Data records for software interfaces:
========
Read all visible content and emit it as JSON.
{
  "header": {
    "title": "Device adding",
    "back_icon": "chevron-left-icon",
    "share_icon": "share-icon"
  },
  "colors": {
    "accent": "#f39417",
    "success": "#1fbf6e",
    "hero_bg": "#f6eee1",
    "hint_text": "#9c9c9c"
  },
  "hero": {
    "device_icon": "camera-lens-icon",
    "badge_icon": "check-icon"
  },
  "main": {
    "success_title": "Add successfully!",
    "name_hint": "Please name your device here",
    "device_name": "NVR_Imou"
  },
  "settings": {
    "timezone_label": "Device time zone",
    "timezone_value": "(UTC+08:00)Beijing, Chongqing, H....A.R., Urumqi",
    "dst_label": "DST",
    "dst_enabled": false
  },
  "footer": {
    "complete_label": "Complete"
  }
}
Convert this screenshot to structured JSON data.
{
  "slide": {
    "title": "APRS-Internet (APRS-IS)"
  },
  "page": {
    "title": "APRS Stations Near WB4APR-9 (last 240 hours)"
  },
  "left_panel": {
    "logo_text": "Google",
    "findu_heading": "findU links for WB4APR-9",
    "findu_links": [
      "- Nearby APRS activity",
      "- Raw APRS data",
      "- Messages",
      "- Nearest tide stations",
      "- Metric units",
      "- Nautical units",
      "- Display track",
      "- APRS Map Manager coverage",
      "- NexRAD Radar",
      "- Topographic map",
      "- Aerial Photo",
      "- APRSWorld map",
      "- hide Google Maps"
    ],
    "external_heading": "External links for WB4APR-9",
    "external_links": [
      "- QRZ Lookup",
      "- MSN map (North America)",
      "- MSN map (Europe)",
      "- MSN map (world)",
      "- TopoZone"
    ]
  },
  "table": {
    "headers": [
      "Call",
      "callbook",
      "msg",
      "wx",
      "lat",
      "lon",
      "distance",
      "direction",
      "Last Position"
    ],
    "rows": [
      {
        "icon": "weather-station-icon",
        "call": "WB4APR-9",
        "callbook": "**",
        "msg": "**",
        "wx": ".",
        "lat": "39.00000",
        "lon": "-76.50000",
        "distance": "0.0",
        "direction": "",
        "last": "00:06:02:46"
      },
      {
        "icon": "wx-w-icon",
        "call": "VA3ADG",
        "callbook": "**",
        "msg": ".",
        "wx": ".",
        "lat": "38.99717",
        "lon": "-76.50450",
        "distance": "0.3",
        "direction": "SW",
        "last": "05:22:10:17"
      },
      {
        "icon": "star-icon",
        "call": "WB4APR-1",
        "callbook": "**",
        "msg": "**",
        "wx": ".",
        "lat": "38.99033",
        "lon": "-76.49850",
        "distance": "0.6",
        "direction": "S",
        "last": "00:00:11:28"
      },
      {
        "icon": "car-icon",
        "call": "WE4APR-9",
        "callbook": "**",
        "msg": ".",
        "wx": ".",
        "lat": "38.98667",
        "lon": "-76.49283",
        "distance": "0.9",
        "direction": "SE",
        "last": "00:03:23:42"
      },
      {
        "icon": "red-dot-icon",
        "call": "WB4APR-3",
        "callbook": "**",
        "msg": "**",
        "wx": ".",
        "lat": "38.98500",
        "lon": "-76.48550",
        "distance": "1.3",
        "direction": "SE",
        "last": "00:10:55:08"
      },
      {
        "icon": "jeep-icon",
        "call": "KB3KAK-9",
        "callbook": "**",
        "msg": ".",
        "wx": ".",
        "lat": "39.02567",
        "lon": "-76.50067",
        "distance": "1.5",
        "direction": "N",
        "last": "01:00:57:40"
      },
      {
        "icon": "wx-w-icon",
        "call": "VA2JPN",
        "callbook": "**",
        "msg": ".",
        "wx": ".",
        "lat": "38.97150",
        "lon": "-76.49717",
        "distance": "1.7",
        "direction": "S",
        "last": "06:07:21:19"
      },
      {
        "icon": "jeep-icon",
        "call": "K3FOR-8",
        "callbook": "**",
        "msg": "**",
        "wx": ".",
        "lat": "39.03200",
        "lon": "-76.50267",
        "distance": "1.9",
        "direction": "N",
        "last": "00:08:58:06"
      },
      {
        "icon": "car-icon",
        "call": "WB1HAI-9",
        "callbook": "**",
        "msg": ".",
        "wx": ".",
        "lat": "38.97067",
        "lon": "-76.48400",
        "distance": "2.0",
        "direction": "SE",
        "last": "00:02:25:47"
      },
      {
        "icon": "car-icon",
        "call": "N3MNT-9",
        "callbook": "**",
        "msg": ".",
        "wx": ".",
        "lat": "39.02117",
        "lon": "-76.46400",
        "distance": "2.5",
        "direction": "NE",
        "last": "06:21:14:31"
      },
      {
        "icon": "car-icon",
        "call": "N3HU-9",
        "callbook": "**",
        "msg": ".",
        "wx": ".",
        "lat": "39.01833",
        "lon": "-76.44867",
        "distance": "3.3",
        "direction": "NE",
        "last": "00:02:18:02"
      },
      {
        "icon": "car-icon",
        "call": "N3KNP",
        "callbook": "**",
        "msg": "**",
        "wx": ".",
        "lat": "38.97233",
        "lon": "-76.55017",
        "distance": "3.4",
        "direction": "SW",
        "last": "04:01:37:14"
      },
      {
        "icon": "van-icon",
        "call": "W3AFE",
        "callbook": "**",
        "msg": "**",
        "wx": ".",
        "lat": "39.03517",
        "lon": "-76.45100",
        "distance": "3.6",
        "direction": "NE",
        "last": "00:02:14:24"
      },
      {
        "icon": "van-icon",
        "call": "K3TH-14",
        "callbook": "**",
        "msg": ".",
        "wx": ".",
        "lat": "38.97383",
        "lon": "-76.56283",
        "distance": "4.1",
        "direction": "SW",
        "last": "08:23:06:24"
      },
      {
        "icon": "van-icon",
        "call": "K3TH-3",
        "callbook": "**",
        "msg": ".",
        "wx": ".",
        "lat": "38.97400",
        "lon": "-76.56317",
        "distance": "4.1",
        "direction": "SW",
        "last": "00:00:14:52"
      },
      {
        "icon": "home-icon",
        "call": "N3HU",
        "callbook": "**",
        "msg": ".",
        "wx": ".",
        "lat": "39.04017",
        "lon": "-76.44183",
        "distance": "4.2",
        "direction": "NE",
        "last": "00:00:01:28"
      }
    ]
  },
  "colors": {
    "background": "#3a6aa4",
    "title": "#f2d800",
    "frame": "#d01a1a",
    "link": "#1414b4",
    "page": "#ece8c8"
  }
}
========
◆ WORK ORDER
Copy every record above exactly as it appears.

◆ OUTPUT FOR THIS EXERCISE
Read all visible content and emit it as JSON.
{
  "header": {
    "title": "Device adding",
    "back_icon": "chevron-left-icon",
    "share_icon": "share-icon"
  },
  "colors": {
    "accent": "#f39417",
    "success": "#1fbf6e",
    "hero_bg": "#f6eee1",
    "hint_text": "#9c9c9c"
  },
  "hero": {
    "device_icon": "camera-lens-icon",
    "badge_icon": "check-icon"
  },
  "main": {
    "success_title": "Add successfully!",
    "name_hint": "Please name your device here",
    "device_name": "NVR_Imou"
  },
  "settings": {
    "timezone_label": "Device time zone",
    "timezone_value": "(UTC+08:00)Beijing, Chongqing, H....A.R., Urumqi",
    "dst_label": "DST",
    "dst_enabled": false
  },
  "footer": {
    "complete_label": "Complete"
  }
}
Convert this screenshot to structured JSON data.
{
  "slide": {
    "title": "APRS-Internet (APRS-IS)"
  },
  "page": {
    "title": "APRS Stations Near WB4APR-9 (last 240 hours)"
  },
  "left_panel": {
    "logo_text": "Google",
    "findu_heading": "findU links for WB4APR-9",
    "findu_links": [
      "- Nearby APRS activity",
      "- Raw APRS data",
      "- Messages",
      "- Nearest tide stations",
      "- Metric units",
      "- Nautical units",
      "- Display track",
      "- APRS Map Manager coverage",
      "- NexRAD Radar",
      "- Topographic map",
      "- Aerial Photo",
      "- APRSWorld map",
      "- hide Google Maps"
    ],
    "external_heading": "External links for WB4APR-9",
    "external_links": [
      "- QRZ Lookup",
      "- MSN map (North America)",
      "- MSN map (Europe)",
      "- MSN map (world)",
      "- TopoZone"
    ]
  },
  "table": {
    "headers": [
      "Call",
      "callbook",
      "msg",
      "wx",
      "lat",
      "lon",
      "distance",
      "direction",
      "Last Position"
    ],
    "rows": [
      {
        "icon": "weather-station-icon",
        "call": "WB4APR-9",
        "callbook": "**",
        "msg": "**",
        "wx": ".",
        "lat": "39.00000",
        "lon": "-76.50000",
        "distance": "0.0",
        "direction": "",
        "last": "00:06:02:46"
      },
      {
        "icon": "wx-w-icon",
        "call": "VA3ADG",
        "callbook": "**",
        "msg": ".",
        "wx": ".",
        "lat": "38.99717",
        "lon": "-76.50450",
        "distance": "0.3",
        "direction": "SW",
        "last": "05:22:10:17"
      },
      {
        "icon": "star-icon",
        "call": "WB4APR-1",
        "callbook": "**",
        "msg": "**",
        "wx": ".",
        "lat": "38.99033",
        "lon": "-76.49850",
        "distance": "0.6",
        "direction": "S",
        "last": "00:00:11:28"
      },
      {
        "icon": "car-icon",
        "call": "WE4APR-9",
        "callbook": "**",
        "msg": ".",
        "wx": ".",
        "lat": "38.98667",
        "lon": "-76.49283",
        "distance": "0.9",
        "direction": "SE",
        "last": "00:03:23:42"
      },
      {
        "icon": "red-dot-icon",
        "call": "WB4APR-3",
        "callbook": "**",
        "msg": "**",
        "wx": ".",
        "lat": "38.98500",
        "lon": "-76.48550",
        "distance": "1.3",
        "direction": "SE",
        "last": "00:10:55:08"
      },
      {
        "icon": "jeep-icon",
        "call": "KB3KAK-9",
        "callbook": "**",
        "msg": ".",
        "wx": ".",
        "lat": "39.02567",
        "lon": "-76.50067",
        "distance": "1.5",
        "direction": "N",
        "last": "01:00:57:40"
      },
      {
        "icon": "wx-w-icon",
        "call": "VA2JPN",
        "callbook": "**",
        "msg": ".",
        "wx": ".",
        "lat": "38.97150",
        "lon": "-76.49717",
        "distance": "1.7",
        "direction": "S",
        "last": "06:07:21:19"
      },
      {
        "icon": "jeep-icon",
        "call": "K3FOR-8",
        "callbook": "**",
        "msg": "**",
        "wx": ".",
        "lat": "39.03200",
        "lon": "-76.50267",
        "distance": "1.9",
        "direction": "N",
        "last": "00:08:58:06"
      },
      {
        "icon": "car-icon",
        "call": "WB1HAI-9",
        "callbook": "**",
        "msg": ".",
        "wx": ".",
        "lat": "38.97067",
        "lon": "-76.48400",
        "distance": "2.0",
        "direction": "SE",
        "last": "00:02:25:47"
      },
      {
        "icon": "car-icon",
        "call": "N3MNT-9",
        "callbook": "**",
        "msg": ".",
        "wx": ".",
        "lat": "39.02117",
        "lon": "-76.46400",
        "distance": "2.5",
        "direction": "NE",
        "last": "06:21:14:31"
      },
      {
        "icon": "car-icon",
        "call": "N3HU-9",
        "callbook": "**",
        "msg": ".",
        "wx": ".",
        "lat": "39.01833",
        "lon": "-76.44867",
        "distance": "3.3",
        "direction": "NE",
        "last": "00:02:18:02"
      },
      {
        "icon": "car-icon",
        "call": "N3KNP",
        "callbook": "**",
        "msg": "**",
        "wx": ".",
        "lat": "38.97233",
        "lon": "-76.55017",
        "distance": "3.4",
        "direction": "SW",
        "last": "04:01:37:14"
      },
      {
        "icon": "van-icon",
        "call": "W3AFE",
        "callbook": "**",
        "msg": "**",
        "wx": ".",
        "lat": "39.03517",
        "lon": "-76.45100",
        "distance": "3.6",
        "direction": "NE",
        "last": "00:02:14:24"
      },
      {
        "icon": "van-icon",
        "call": "K3TH-14",
        "callbook": "**",
        "msg": ".",
        "wx": ".",
        "lat": "38.97383",
        "lon": "-76.56283",
        "distance": "4.1",
        "direction": "SW",
        "last": "08:23:06:24"
      },
      {
        "icon": "van-icon",
        "call": "K3TH-3",
        "callbook": "**",
        "msg": ".",
        "wx": ".",
        "lat": "38.97400",
        "lon": "-76.56317",
        "distance": "4.1",
        "direction": "SW",
        "last": "00:00:14:52"
      },
      {
        "icon": "home-icon",
        "call": "N3HU",
        "callbook": "**",
        "msg": ".",
        "wx": ".",
        "lat": "39.04017",
        "lon": "-76.44183",
        "distance": "4.2",
        "direction": "NE",
        "last": "00:00:01:28"
      }
    ]
  },
  "colors": {
    "background": "#3a6aa4",
    "title": "#f2d800",
    "frame": "#d01a1a",
    "link": "#1414b4",
    "page": "#ece8c8"
  }
}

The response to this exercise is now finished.